## Instructions for the task
Keep every line in which "slice" occurs and drop the rest of the data.

Collected data
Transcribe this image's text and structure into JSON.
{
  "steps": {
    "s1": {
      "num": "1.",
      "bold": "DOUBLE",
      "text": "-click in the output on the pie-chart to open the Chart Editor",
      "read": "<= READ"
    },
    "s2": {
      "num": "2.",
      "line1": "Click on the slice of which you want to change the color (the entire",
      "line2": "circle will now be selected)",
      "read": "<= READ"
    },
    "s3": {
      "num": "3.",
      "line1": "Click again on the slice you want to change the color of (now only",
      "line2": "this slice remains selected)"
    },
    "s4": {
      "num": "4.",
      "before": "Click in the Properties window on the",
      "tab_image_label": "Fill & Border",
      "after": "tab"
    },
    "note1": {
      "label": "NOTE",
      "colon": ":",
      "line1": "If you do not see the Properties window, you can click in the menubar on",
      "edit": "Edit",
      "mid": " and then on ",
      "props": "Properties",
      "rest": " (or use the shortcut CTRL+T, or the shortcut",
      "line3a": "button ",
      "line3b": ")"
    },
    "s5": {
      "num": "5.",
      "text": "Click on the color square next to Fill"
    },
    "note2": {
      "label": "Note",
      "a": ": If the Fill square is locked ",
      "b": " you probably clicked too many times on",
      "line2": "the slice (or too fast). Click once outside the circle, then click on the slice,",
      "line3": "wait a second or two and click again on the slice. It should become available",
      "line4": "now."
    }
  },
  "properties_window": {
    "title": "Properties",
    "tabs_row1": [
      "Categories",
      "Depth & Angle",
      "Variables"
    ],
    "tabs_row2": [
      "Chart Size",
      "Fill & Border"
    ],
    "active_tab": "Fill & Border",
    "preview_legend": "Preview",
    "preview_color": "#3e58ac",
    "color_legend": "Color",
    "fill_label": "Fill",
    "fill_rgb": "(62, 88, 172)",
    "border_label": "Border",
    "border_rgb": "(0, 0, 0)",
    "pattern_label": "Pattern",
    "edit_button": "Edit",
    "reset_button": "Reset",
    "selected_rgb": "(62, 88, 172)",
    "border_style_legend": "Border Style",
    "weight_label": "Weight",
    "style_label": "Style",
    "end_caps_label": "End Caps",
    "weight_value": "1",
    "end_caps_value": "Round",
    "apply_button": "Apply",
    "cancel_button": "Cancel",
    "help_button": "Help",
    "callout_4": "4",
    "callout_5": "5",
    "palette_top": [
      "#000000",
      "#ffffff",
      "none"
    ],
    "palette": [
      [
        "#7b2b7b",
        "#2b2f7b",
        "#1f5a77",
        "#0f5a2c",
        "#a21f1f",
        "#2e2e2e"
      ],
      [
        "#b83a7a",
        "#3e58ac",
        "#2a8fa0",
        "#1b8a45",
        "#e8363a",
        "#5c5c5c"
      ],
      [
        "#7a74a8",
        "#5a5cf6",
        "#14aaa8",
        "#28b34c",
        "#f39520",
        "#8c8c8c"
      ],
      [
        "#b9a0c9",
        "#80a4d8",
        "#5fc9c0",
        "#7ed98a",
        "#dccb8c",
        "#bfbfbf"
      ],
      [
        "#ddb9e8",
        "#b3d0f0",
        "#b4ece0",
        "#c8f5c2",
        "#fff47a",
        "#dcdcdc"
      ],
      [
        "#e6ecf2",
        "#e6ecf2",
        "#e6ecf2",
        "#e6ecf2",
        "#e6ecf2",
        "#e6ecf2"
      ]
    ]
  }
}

## Output for this exercise
      "line1": "Click on the slice of which you want to change the color (the entire",
      "line1": "Click again on the slice you want to change the color of (now only",
      "line2": "this slice remains selected)"
      "line2": "the slice (or too fast). Click once outside the circle, then click on the slice,",
      "line3": "wait a second or two and click again on the slice. It should become available",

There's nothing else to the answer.